WHAT TO DO - Output all the records word for word. Drop the pictures.

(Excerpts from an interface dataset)

-------

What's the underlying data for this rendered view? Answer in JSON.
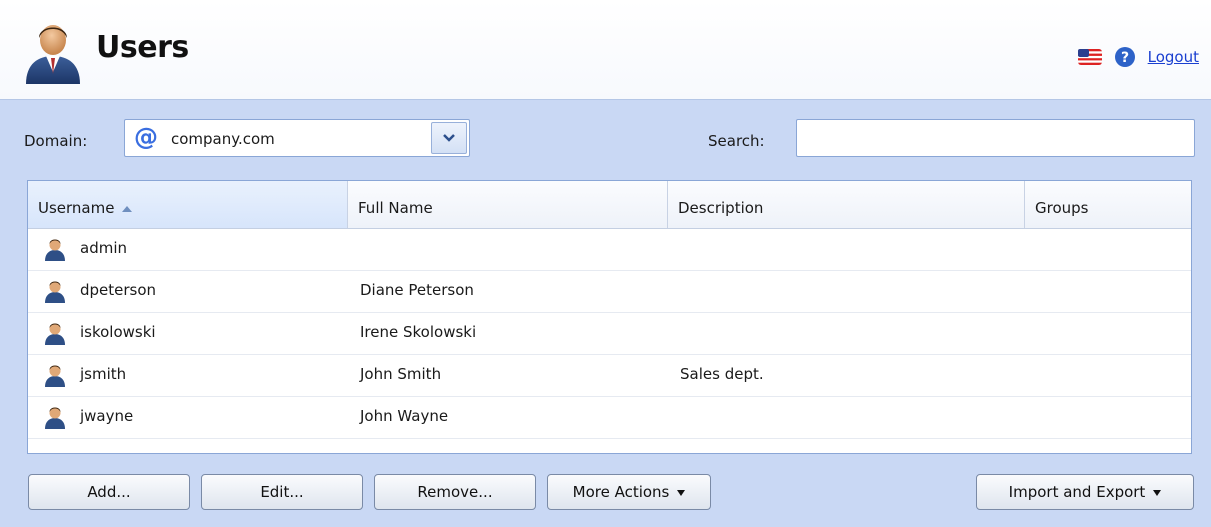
{
  "header": {
    "title": "Users",
    "logout_label": "Logout",
    "icons": [
      "users-avatar-icon",
      "us-flag-icon",
      "help-icon"
    ]
  },
  "filters": {
    "domain_label": "Domain:",
    "domain_value": "company.com",
    "search_label": "Search:",
    "search_value": ""
  },
  "table": {
    "columns": [
      "Username",
      "Full Name",
      "Description",
      "Groups"
    ],
    "sorted_column": "Username",
    "sort_direction": "ascending",
    "rows": [
      {
        "username": "admin",
        "full_name": "",
        "description": "",
        "groups": ""
      },
      {
        "username": "dpeterson",
        "full_name": "Diane Peterson",
        "description": "",
        "groups": ""
      },
      {
        "username": "iskolowski",
        "full_name": "Irene Skolowski",
        "description": "",
        "groups": ""
      },
      {
        "username": "jsmith",
        "full_name": "John Smith",
        "description": "Sales dept.",
        "groups": ""
      },
      {
        "username": "jwayne",
        "full_name": "John Wayne",
        "description": "",
        "groups": ""
      }
    ]
  },
  "actions": {
    "add": "Add...",
    "edit": "Edit...",
    "remove": "Remove...",
    "more_actions": "More Actions",
    "import_export": "Import and Export"
  },
  "colors": {
    "background": "#c9d8f4",
    "link": "#1a3fd0",
    "border": "#8aa6d6"
  }
}
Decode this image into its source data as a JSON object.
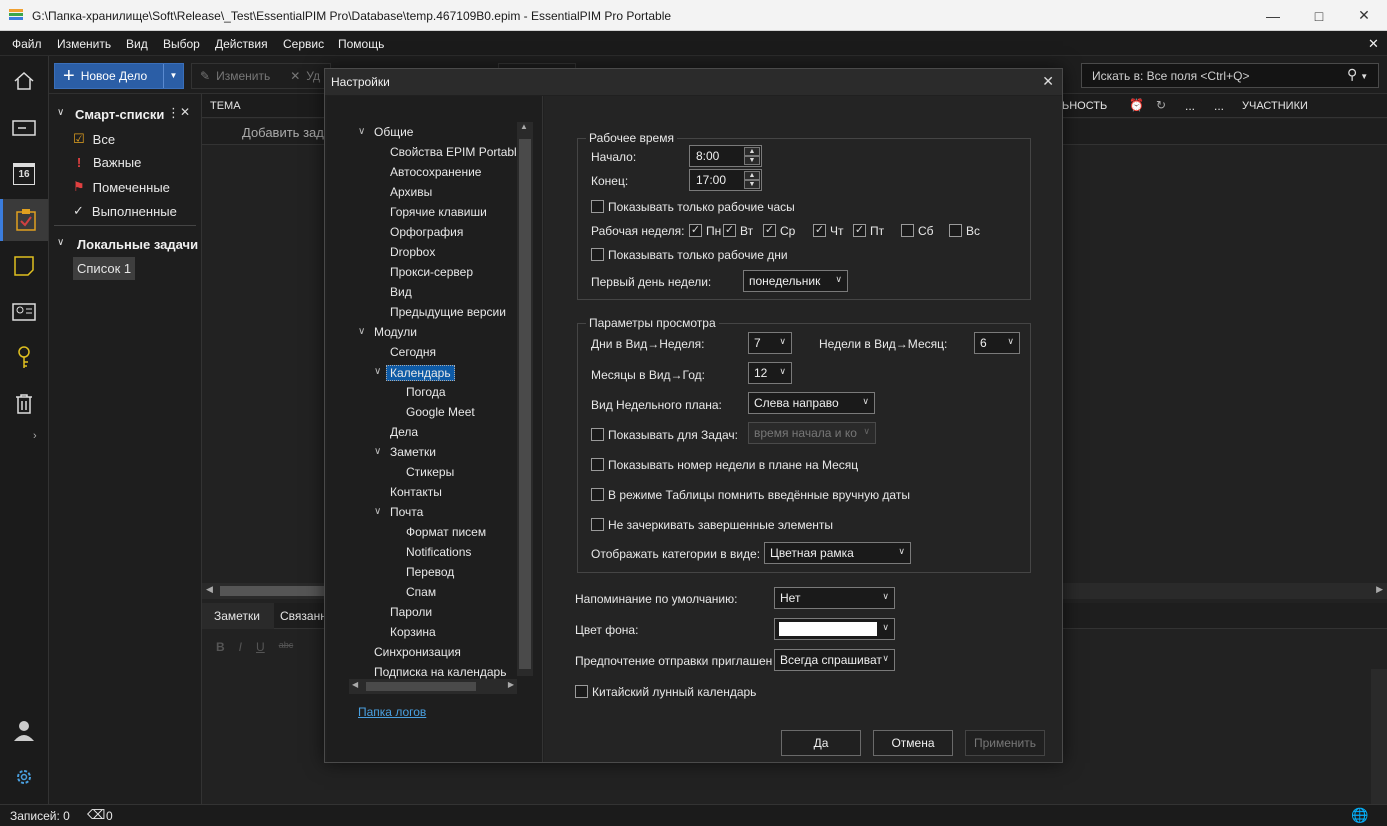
{
  "titlebar": {
    "title": "G:\\Папка-хранилище\\Soft\\Release\\_Test\\EssentialPIM Pro\\Database\\temp.467109B0.epim - EssentialPIM Pro Portable"
  },
  "menu": [
    "Файл",
    "Изменить",
    "Вид",
    "Выбор",
    "Действия",
    "Сервис",
    "Помощь"
  ],
  "toolbar": {
    "new_task": "Новое Дело",
    "edit": "Изменить",
    "delete": "Уд",
    "search_placeholder": "Искать в: Все поля  <Ctrl+Q>"
  },
  "calendar_day": "16",
  "smart": {
    "header": "Смарт-списки",
    "items": [
      "Все",
      "Важные",
      "Помеченные",
      "Выполненные"
    ],
    "local_header": "Локальные задачи",
    "list1": "Список 1"
  },
  "grid": {
    "col_subject": "ТЕМА",
    "col_priority": "ЬНОСТЬ",
    "col_more1": "...",
    "col_more2": "...",
    "col_participants": "УЧАСТНИКИ",
    "add_task": "Добавить зад"
  },
  "bottom": {
    "tab_notes": "Заметки",
    "tab_related": "Связанн"
  },
  "status": {
    "records": "Записей: 0",
    "notifications": "0"
  },
  "dialog": {
    "title": "Настройки",
    "tree": [
      {
        "label": "Общие",
        "level": 0,
        "expanded": true
      },
      {
        "label": "Свойства EPIM Portable",
        "level": 1
      },
      {
        "label": "Автосохранение",
        "level": 1
      },
      {
        "label": "Архивы",
        "level": 1
      },
      {
        "label": "Горячие клавиши",
        "level": 1
      },
      {
        "label": "Орфография",
        "level": 1
      },
      {
        "label": "Dropbox",
        "level": 1
      },
      {
        "label": "Прокси-сервер",
        "level": 1
      },
      {
        "label": "Вид",
        "level": 1
      },
      {
        "label": "Предыдущие версии",
        "level": 1
      },
      {
        "label": "Модули",
        "level": 0,
        "expanded": true
      },
      {
        "label": "Сегодня",
        "level": 1
      },
      {
        "label": "Календарь",
        "level": 1,
        "expanded": true,
        "selected": true
      },
      {
        "label": "Погода",
        "level": 2
      },
      {
        "label": "Google Meet",
        "level": 2
      },
      {
        "label": "Дела",
        "level": 1
      },
      {
        "label": "Заметки",
        "level": 1,
        "expanded": true
      },
      {
        "label": "Стикеры",
        "level": 2
      },
      {
        "label": "Контакты",
        "level": 1
      },
      {
        "label": "Почта",
        "level": 1,
        "expanded": true
      },
      {
        "label": "Формат писем",
        "level": 2
      },
      {
        "label": "Notifications",
        "level": 2
      },
      {
        "label": "Перевод",
        "level": 2
      },
      {
        "label": "Спам",
        "level": 2
      },
      {
        "label": "Пароли",
        "level": 1
      },
      {
        "label": "Корзина",
        "level": 1
      },
      {
        "label": "Синхронизация",
        "level": 0
      },
      {
        "label": "Подписка на календарь",
        "level": 0
      }
    ],
    "log_link": "Папка логов",
    "work": {
      "group": "Рабочее время",
      "start_label": "Начало:",
      "start": "8:00",
      "end_label": "Конец:",
      "end": "17:00",
      "only_work_hours": "Показывать только рабочие часы",
      "week_label": "Рабочая неделя:",
      "days": [
        {
          "d": "Пн",
          "on": true
        },
        {
          "d": "Вт",
          "on": true
        },
        {
          "d": "Ср",
          "on": true
        },
        {
          "d": "Чт",
          "on": true
        },
        {
          "d": "Пт",
          "on": true
        },
        {
          "d": "Сб",
          "on": false
        },
        {
          "d": "Вс",
          "on": false
        }
      ],
      "only_work_days": "Показывать только рабочие дни",
      "first_day_label": "Первый день недели:",
      "first_day": "понедельник"
    },
    "view": {
      "group": "Параметры просмотра",
      "days_week_label": "Дни в Вид→Неделя:",
      "days_week": "7",
      "weeks_month_label": "Недели в Вид→Месяц:",
      "weeks_month": "6",
      "months_year_label": "Месяцы в Вид→Год:",
      "months_year": "12",
      "week_plan_label": "Вид Недельного плана:",
      "week_plan": "Слева направо",
      "show_tasks_label": "Показывать для Задач:",
      "show_tasks": "время начала и ко",
      "week_number": "Показывать номер недели в плане на Месяц",
      "remember_dates": "В режиме Таблицы помнить введённые вручную даты",
      "no_strike": "Не зачеркивать завершенные элементы",
      "categories_label": "Отображать категории в виде:",
      "categories": "Цветная рамка"
    },
    "reminder_label": "Напоминание по умолчанию:",
    "reminder": "Нет",
    "bg_label": "Цвет фона:",
    "invite_label": "Предпочтение отправки приглашен",
    "invite": "Всегда спрашиват",
    "lunar": "Китайский лунный календарь",
    "ok": "Да",
    "cancel": "Отмена",
    "apply": "Применить"
  },
  "colors": {
    "accent": "#2b5ea6",
    "selection": "#0e5aa5"
  }
}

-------

SOLUTION TO THE EXERCISE -
What's the underlying data for this rendered view? Answer in JSON.
{
  "header": {
    "title": "Users",
    "logout_label": "Logout",
    "icons": [
      "users-avatar-icon",
      "us-flag-icon",
      "help-icon"
    ]
  },
  "filters": {
    "domain_label": "Domain:",
    "domain_value": "company.com",
    "search_label": "Search:",
    "search_value": ""
  },
  "table": {
    "columns": [
      "Username",
      "Full Name",
      "Description",
      "Groups"
    ],
    "sorted_column": "Username",
    "sort_direction": "ascending",
    "rows": [
      {
        "username": "admin",
        "full_name": "",
        "description": "",
        "groups": ""
      },
      {
        "username": "dpeterson",
        "full_name": "Diane Peterson",
        "description": "",
        "groups": ""
      },
      {
        "username": "iskolowski",
        "full_name": "Irene Skolowski",
        "description": "",
        "groups": ""
      },
      {
        "username": "jsmith",
        "full_name": "John Smith",
        "description": "Sales dept.",
        "groups": ""
      },
      {
        "username": "jwayne",
        "full_name": "John Wayne",
        "description": "",
        "groups": ""
      }
    ]
  },
  "actions": {
    "add": "Add...",
    "edit": "Edit...",
    "remove": "Remove...",
    "more_actions": "More Actions",
    "import_export": "Import and Export"
  },
  "colors": {
    "background": "#c9d8f4",
    "link": "#1a3fd0",
    "border": "#8aa6d6"
  }
}
Decode this image into its source data as a JSON object.
{
  "titlebar": {
    "title": "G:\\Папка-хранилище\\Soft\\Release\\_Test\\EssentialPIM Pro\\Database\\temp.467109B0.epim - EssentialPIM Pro Portable"
  },
  "menu": [
    "Файл",
    "Изменить",
    "Вид",
    "Выбор",
    "Действия",
    "Сервис",
    "Помощь"
  ],
  "toolbar": {
    "new_task": "Новое Дело",
    "edit": "Изменить",
    "delete": "Уд",
    "search_placeholder": "Искать в: Все поля  <Ctrl+Q>"
  },
  "calendar_day": "16",
  "smart": {
    "header": "Смарт-списки",
    "items": [
      "Все",
      "Важные",
      "Помеченные",
      "Выполненные"
    ],
    "local_header": "Локальные задачи",
    "list1": "Список 1"
  },
  "grid": {
    "col_subject": "ТЕМА",
    "col_priority": "ЬНОСТЬ",
    "col_more1": "...",
    "col_more2": "...",
    "col_participants": "УЧАСТНИКИ",
    "add_task": "Добавить зад"
  },
  "bottom": {
    "tab_notes": "Заметки",
    "tab_related": "Связанн"
  },
  "status": {
    "records": "Записей: 0",
    "notifications": "0"
  },
  "dialog": {
    "title": "Настройки",
    "tree": [
      {
        "label": "Общие",
        "level": 0,
        "expanded": true
      },
      {
        "label": "Свойства EPIM Portable",
        "level": 1
      },
      {
        "label": "Автосохранение",
        "level": 1
      },
      {
        "label": "Архивы",
        "level": 1
      },
      {
        "label": "Горячие клавиши",
        "level": 1
      },
      {
        "label": "Орфография",
        "level": 1
      },
      {
        "label": "Dropbox",
        "level": 1
      },
      {
        "label": "Прокси-сервер",
        "level": 1
      },
      {
        "label": "Вид",
        "level": 1
      },
      {
        "label": "Предыдущие версии",
        "level": 1
      },
      {
        "label": "Модули",
        "level": 0,
        "expanded": true
      },
      {
        "label": "Сегодня",
        "level": 1
      },
      {
        "label": "Календарь",
        "level": 1,
        "expanded": true,
        "selected": true
      },
      {
        "label": "Погода",
        "level": 2
      },
      {
        "label": "Google Meet",
        "level": 2
      },
      {
        "label": "Дела",
        "level": 1
      },
      {
        "label": "Заметки",
        "level": 1,
        "expanded": true
      },
      {
        "label": "Стикеры",
        "level": 2
      },
      {
        "label": "Контакты",
        "level": 1
      },
      {
        "label": "Почта",
        "level": 1,
        "expanded": true
      },
      {
        "label": "Формат писем",
        "level": 2
      },
      {
        "label": "Notifications",
        "level": 2
      },
      {
        "label": "Перевод",
        "level": 2
      },
      {
        "label": "Спам",
        "level": 2
      },
      {
        "label": "Пароли",
        "level": 1
      },
      {
        "label": "Корзина",
        "level": 1
      },
      {
        "label": "Синхронизация",
        "level": 0
      },
      {
        "label": "Подписка на календарь",
        "level": 0
      }
    ],
    "log_link": "Папка логов",
    "work": {
      "group": "Рабочее время",
      "start_label": "Начало:",
      "start": "8:00",
      "end_label": "Конец:",
      "end": "17:00",
      "only_work_hours": "Показывать только рабочие часы",
      "week_label": "Рабочая неделя:",
      "days": [
        {
          "d": "Пн",
          "on": true
        },
        {
          "d": "Вт",
          "on": true
        },
        {
          "d": "Ср",
          "on": true
        },
        {
          "d": "Чт",
          "on": true
        },
        {
          "d": "Пт",
          "on": true
        },
        {
          "d": "Сб",
          "on": false
        },
        {
          "d": "Вс",
          "on": false
        }
      ],
      "only_work_days": "Показывать только рабочие дни",
      "first_day_label": "Первый день недели:",
      "first_day": "понедельник"
    },
    "view": {
      "group": "Параметры просмотра",
      "days_week_label": "Дни в Вид→Неделя:",
      "days_week": "7",
      "weeks_month_label": "Недели в Вид→Месяц:",
      "weeks_month": "6",
      "months_year_label": "Месяцы в Вид→Год:",
      "months_year": "12",
      "week_plan_label": "Вид Недельного плана:",
      "week_plan": "Слева направо",
      "show_tasks_label": "Показывать для Задач:",
      "show_tasks": "время начала и ко",
      "week_number": "Показывать номер недели в плане на Месяц",
      "remember_dates": "В режиме Таблицы помнить введённые вручную даты",
      "no_strike": "Не зачеркивать завершенные элементы",
      "categories_label": "Отображать категории в виде:",
      "categories": "Цветная рамка"
    },
    "reminder_label": "Напоминание по умолчанию:",
    "reminder": "Нет",
    "bg_label": "Цвет фона:",
    "invite_label": "Предпочтение отправки приглашен",
    "invite": "Всегда спрашиват",
    "lunar": "Китайский лунный календарь",
    "ok": "Да",
    "cancel": "Отмена",
    "apply": "Применить"
  },
  "colors": {
    "accent": "#2b5ea6",
    "selection": "#0e5aa5"
  }
}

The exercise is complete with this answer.